The question of victory or defeat is not linked to large or small numbers of fighters. Rather, it is a matter of conviction, planning, organization, and armament. This is bound to make the organized forces of belief, although outnumbered, gain the ascendancy over the adversary, regardless of their numbers. This has been borne out by the fact of this sincere motto: “How oft, by God’s will, hath a small force vanquished a big one?” (2: 249). This is bound to make the activists grow in confidence, regardless of the power the adversaries might muster.

3. Living the experience

The significance of the dialogue in this story is that we have been able to go through the emotions of both the groups and the positions they moved to, be they those of the waverers or the truthful. This would have seldom come across, had the style of telling the story been that of reporting, i.e. not a dialogue one. The impact of the story is far greater when it is told in a dialogue style that we can easily identify with.

4. Counting on God’s support

Through thick and thin, the mujahideen among the believers should never forget that they are in need of God’s support and guidance. If it is a victory they are aspiring to or forbearance in adversity, they should always count on Him. They should never lose sight of the fact that He is the granter of victory. So, going through the sentiments that one is invincible should not lead to vanity and turning one’s back to God. By the same token, feelings of weakness should not lead to resignation before the Might of the Almighty. In the final analysis, be it in peace or in war, people should feel as light as a feather before the Creator as they are mere mortals.
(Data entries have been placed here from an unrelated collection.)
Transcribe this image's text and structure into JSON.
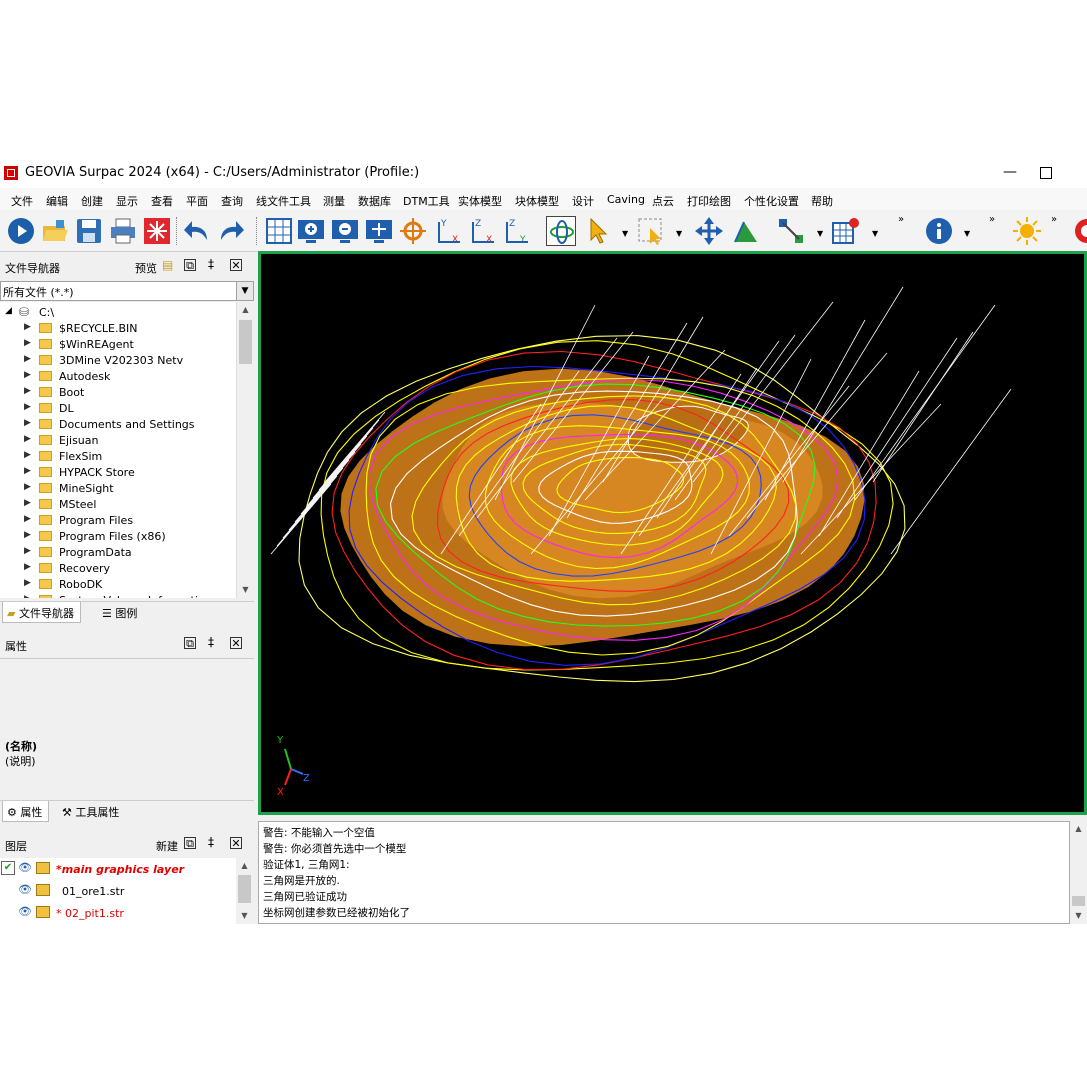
{
  "window": {
    "title": "GEOVIA Surpac 2024 (x64) - C:/Users/Administrator (Profile:)"
  },
  "menu": [
    "文件",
    "编辑",
    "创建",
    "显示",
    "查看",
    "平面",
    "查询",
    "线文件工具",
    "测量",
    "数据库",
    "DTM工具",
    "实体模型",
    "块体模型",
    "设计",
    "Caving",
    "点云",
    "打印绘图",
    "个性化设置",
    "帮助"
  ],
  "navigator": {
    "title": "文件导航器",
    "preview_label": "预览",
    "filter": "所有文件 (*.*)",
    "drive": "C:\\",
    "folders": [
      "$RECYCLE.BIN",
      "$WinREAgent",
      "3DMine V202303 Netv",
      "Autodesk",
      "Boot",
      "DL",
      "Documents and Settings",
      "Ejisuan",
      "FlexSim",
      "HYPACK Store",
      "MineSight",
      "MSteel",
      "Program Files",
      "Program Files (x86)",
      "ProgramData",
      "Recovery",
      "RoboDK",
      "System Volume Information"
    ],
    "tabs": [
      "文件导航器",
      "图例"
    ]
  },
  "properties": {
    "title": "属性",
    "name_label": "(名称)",
    "desc_label": "(说明)",
    "tabs": [
      "属性",
      "工具属性"
    ]
  },
  "layers": {
    "title": "图层",
    "new_label": "新建",
    "items": [
      {
        "name": "*main graphics layer",
        "color": "#e00000",
        "checked": true
      },
      {
        "name": "01_ore1.str",
        "color": "#000000",
        "checked": false
      },
      {
        "name": "* 02_pit1.str",
        "color": "#e00000",
        "checked": false
      }
    ]
  },
  "viewport": {
    "axis_labels": [
      "Y",
      "X",
      "Z"
    ],
    "border_color": "#1fa04a"
  },
  "messages": [
    "警告: 不能输入一个空值",
    "警告: 你必须首先选中一个模型",
    "验证体1, 三角网1:",
    "三角网是开放的.",
    "三角网已验证成功",
    "坐标网创建参数已经被初始化了"
  ]
}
This is the difference between the believers who feel in high feather, i.e. drawing on the strength of the Almighty, and that they shall overcome and the unbelievers who draw on earthly strength, which is waning. Thus, the latter give hostages to fortune.

After this resume, it is time to experience the story once more through this Quranic lively dialogue:

Hast thou not turned thy vision to the Chiefs of the Children of Israel after (the time of) Moses? They said to a prophet (That was) among them: “Appoint for us a King, that we May fight in the cause of God.” He said: “Is it not possible, if ye were commanded to fight, that that ye will not fight?” They said: “How could we refuse to fight in the cause of God, seeing that we were turned out of our homes and our families?” But when they were commanded to fight, they turned back, except a small band among them. But God has full knowledge of those who do wrong.

Their Prophet said to them: “God hath appointed Saul king over you.” They said: “How can he exercise authority over us when we are better fitted than he to exercise authority, and he is not even gifted, with wealth in abundance?” He said: “God hath Chosen him above you, and hath gifted him abundantly with knowledge and bodily prowess: God Grants His authority to whom He pleases. Allah is All-Embracing, and He knows all things.”

And (further) their Prophet said to them: “A Sign of his authority is that there shall come to you the Ark of the Covenant, with (an assurance) therein of security from your Lord, and the relics left by the family of Moses and the family of Aaron, carried by angels. In this is a Symbol for you if ye indeed have faith.” When Saul set forth with the armies, he said: “God will test you at the stream: if any drinks of its water, he goes not with my army: Only those who taste not of it go with me: A mere sip out of the hand is excused.” but they all drank of it, except a few.

When they crossed the river, he and the faithful ones with him, they said: “This day we cannot cope with Goliath and his forces.” But those who were convinced that they must meet God, said: “How oft, by God’s will, hath a small force vanquished a big one? God is with those who steadfastly persevere.” When they advanced to meet Goliath and his forces, they prayed: “Our Lord! Pour out constancy on us and make our steps firm: Help us against those that reject faith.” By God’s will they routed them; and David slew Goliath; and God gave him power and wisdom and taught him whatever (else) He willed. And did not God check one set of people by means of another, the earth would indeed be full of mischief: But God is full of bounty to all the Worlds. (2: 246–51)